I was somewhat annoyed that, no doubt in the interests of "balance", the BBC interviewed an organiser of car "meets" in Enfield. While, if what he said was true, these particular meets are much better behaved, the message that comes across is that driving cars for the sake of it is a legitimate form of entertainment, toys for grown-ups (or almost grown-ups). They are not. They are a means of moving people between places, but when driven with anything less than maximum care, they become potential killing machines, and unnecessary driving is fueling the climate emergency.
Generally speaking, the law, the courts, the police and regulators in this country are set up with a view to protecting people from activities that might kill or injure them. The one glaring exception seems to be anything to do with motor cars. Even though we know how to prevent it, every day an average of five people are killed on our roads and hundreds more seriously injured. Several of the country's most influential newspapers protest loudly about the "nanny state" or the "war on motorists" any time measures are considered that might reduce this daily slaughter, and, shamefully, our current prime minister has recently joined in what basically amounts to a "boys will be boys" attitude to traffic offences. I have no doubt that this widespread complacency about dangerous driving is part of the explanation why the police don't invest sufficiently (or perhaps not at all) in intelligence that could prevent illegal car meets and clamp down on illegal modication of cars, when most of the information they would need is out there on social media.
To end with some good news, last weekend the police did in fact intervene and close down a big car meet in Enfield, making an unusually high number of arrests and seizures of vehicles. Perhaps 17 plus years ot complaints are finally being listened to? If so, congratulations to the people behind the two public meetings. But we'll have to wait and see whether this is the start of a concerted campaign or just another one-off.
Dangers of Illegal Car Racing: Enfield Residents Speak Up (Standard-Gazette 4 October 2023)
Stop the A10 speeding and car meets in Enfield - report by Bruce Tofield, Safer Streets for Winchmore Hill (Better Streets for Enfield 9 October 2023)
BBC London Shay Kaur Grewal show 9 October 2023 (Feature begins 2 hours 18 minutes into the recording)
Brief report on 9th October public meeting (Better Streets for Enfield 9 October 2023 - follows on from Bruce Tofield report referenced above)
Council steps in to tackle illegal 'car-meets' (Enfield Council 9 October 2023)
Enfield car meets face wider ban due to racing drivers (BBC News 10 October 3012)
Action promised to tackle noisy car meets as barriers arrive at A10 retail park (Enfield Dispatch 10 October 2023)
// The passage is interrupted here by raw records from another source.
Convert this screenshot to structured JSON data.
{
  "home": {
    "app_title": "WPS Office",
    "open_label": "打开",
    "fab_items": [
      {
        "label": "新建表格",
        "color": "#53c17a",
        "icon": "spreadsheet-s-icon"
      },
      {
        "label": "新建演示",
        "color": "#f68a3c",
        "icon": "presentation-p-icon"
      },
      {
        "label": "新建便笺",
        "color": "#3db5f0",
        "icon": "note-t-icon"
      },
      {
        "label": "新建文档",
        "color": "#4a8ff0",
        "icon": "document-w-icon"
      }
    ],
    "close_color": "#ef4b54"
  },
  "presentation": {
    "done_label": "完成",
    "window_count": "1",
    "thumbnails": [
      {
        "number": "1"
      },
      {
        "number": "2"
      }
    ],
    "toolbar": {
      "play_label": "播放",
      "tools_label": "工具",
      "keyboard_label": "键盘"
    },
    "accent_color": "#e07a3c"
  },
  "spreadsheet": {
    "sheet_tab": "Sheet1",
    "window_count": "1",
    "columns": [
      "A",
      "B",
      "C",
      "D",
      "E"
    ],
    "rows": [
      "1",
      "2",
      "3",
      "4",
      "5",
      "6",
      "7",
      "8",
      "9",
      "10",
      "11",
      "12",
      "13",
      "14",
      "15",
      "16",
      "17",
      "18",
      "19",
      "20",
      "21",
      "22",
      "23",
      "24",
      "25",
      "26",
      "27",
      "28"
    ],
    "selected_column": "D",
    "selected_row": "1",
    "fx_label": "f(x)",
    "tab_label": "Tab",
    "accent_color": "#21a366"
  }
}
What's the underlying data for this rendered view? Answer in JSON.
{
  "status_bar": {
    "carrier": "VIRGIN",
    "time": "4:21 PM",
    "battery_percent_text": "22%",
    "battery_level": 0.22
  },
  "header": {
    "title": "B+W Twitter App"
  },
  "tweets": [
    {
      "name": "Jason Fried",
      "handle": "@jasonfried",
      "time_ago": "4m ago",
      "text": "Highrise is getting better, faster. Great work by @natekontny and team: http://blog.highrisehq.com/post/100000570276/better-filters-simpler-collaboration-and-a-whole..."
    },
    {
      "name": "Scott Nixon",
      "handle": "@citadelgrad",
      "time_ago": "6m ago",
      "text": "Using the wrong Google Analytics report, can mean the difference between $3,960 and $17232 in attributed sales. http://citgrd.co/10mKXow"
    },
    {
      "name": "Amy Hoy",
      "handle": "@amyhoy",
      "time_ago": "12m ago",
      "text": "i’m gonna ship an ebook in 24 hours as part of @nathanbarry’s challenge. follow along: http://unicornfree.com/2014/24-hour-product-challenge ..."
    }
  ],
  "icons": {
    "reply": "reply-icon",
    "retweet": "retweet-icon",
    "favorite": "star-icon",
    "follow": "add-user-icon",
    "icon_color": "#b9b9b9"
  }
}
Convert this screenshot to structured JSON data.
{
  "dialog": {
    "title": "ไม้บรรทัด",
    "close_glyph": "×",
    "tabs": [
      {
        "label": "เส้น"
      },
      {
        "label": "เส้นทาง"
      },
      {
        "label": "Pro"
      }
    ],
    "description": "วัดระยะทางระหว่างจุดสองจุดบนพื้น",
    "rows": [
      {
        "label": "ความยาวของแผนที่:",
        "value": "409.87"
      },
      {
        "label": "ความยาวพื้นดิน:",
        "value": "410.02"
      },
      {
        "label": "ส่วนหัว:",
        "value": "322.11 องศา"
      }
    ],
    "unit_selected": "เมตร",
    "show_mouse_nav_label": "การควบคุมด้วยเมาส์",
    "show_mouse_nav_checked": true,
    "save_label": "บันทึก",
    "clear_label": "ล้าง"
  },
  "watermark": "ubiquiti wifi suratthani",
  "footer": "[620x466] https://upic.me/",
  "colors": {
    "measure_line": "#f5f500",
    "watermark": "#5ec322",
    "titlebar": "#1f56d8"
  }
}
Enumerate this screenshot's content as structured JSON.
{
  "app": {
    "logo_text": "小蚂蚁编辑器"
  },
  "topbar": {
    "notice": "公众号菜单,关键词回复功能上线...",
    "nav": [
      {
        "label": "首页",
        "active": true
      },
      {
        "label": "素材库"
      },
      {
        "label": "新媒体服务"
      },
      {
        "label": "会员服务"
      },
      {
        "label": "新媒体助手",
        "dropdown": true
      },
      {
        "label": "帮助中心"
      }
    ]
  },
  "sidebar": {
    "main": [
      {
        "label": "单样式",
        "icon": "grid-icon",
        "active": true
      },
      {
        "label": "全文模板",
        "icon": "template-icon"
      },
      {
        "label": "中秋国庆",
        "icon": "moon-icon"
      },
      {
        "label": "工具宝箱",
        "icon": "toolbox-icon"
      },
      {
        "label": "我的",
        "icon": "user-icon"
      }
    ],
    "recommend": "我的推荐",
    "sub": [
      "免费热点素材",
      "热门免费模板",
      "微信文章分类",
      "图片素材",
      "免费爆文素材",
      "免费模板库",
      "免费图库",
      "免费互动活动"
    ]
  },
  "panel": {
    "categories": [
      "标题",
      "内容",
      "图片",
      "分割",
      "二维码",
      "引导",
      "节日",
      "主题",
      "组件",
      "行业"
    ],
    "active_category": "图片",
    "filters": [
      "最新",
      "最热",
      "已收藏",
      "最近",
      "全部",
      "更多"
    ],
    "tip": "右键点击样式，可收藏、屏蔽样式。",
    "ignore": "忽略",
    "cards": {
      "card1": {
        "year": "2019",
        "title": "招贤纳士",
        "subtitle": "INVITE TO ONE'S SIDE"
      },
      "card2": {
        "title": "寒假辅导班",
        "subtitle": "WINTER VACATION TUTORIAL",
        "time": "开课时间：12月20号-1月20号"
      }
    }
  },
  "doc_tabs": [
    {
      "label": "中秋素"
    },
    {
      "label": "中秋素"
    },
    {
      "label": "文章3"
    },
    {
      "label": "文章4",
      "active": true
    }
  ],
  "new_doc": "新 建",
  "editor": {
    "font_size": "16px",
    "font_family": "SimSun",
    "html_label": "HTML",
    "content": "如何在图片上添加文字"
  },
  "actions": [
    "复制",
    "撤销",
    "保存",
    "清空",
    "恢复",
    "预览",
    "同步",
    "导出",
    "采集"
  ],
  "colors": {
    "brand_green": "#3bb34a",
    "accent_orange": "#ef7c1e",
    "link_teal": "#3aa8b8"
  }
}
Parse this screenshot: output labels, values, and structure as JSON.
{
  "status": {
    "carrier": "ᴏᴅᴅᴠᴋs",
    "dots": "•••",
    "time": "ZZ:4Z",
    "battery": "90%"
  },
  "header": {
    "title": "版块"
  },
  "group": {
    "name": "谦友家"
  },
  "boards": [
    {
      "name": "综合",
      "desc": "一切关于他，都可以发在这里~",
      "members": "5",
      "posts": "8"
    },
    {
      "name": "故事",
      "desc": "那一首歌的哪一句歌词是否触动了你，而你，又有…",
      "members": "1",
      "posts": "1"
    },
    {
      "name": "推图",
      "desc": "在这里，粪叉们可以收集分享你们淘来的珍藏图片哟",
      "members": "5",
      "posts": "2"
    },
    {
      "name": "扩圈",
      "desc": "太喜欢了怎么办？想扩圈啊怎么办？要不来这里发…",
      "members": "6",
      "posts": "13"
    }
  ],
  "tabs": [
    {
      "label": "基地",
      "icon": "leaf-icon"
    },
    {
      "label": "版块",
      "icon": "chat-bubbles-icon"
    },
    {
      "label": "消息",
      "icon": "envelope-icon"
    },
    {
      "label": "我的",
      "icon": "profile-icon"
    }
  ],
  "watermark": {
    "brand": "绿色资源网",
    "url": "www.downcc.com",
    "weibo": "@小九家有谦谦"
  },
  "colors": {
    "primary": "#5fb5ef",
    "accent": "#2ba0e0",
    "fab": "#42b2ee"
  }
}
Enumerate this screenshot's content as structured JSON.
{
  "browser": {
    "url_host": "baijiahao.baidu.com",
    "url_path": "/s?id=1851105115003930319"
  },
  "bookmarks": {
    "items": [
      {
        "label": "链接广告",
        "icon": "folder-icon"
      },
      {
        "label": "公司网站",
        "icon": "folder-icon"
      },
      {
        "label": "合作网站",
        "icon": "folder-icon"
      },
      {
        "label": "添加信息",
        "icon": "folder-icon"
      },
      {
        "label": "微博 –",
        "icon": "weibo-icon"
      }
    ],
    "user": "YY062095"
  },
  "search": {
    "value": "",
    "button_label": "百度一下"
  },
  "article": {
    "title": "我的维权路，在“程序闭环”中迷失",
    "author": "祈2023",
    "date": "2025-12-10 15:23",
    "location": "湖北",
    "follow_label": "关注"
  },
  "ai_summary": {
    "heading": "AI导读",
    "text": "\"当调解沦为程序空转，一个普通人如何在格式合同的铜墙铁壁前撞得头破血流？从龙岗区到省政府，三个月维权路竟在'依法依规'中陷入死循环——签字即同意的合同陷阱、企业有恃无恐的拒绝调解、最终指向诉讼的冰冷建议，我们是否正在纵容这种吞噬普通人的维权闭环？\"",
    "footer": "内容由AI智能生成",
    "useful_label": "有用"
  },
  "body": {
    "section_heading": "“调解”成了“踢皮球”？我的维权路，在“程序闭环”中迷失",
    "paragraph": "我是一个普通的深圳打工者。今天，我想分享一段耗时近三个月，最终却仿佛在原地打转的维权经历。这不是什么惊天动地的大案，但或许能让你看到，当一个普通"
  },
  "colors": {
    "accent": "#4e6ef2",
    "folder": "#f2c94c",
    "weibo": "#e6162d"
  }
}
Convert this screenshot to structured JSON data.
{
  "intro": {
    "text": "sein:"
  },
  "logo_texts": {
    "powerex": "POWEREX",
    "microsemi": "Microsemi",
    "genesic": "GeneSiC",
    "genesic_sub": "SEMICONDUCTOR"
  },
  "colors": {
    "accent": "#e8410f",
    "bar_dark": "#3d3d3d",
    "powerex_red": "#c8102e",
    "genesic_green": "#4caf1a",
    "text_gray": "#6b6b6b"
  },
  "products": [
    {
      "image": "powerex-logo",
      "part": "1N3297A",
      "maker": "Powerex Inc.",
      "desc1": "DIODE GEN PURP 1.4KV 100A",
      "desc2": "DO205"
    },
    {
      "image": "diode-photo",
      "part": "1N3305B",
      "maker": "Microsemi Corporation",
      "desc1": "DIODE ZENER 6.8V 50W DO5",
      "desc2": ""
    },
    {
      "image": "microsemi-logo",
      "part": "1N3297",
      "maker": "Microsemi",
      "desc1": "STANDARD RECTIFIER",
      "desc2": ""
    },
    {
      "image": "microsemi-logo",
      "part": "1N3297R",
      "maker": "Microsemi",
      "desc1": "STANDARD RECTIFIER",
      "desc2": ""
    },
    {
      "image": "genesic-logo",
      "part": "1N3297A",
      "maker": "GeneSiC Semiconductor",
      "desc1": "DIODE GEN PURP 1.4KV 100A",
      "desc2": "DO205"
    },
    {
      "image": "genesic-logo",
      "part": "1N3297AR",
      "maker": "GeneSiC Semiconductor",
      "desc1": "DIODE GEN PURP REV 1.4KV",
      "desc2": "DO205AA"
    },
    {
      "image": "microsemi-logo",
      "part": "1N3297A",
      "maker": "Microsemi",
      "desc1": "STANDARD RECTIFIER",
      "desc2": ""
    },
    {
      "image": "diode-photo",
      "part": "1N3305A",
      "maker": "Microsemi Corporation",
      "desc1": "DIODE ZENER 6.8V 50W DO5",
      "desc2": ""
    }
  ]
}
Update by Cllr James Hockney: Public meeting - and good news (Change.org 10 October 2023)
Inside the secretive world of London street racing (BBC News 2 January 2019)
Late night drag-racing disturb Enfield residents (BBC News 7 October 2014)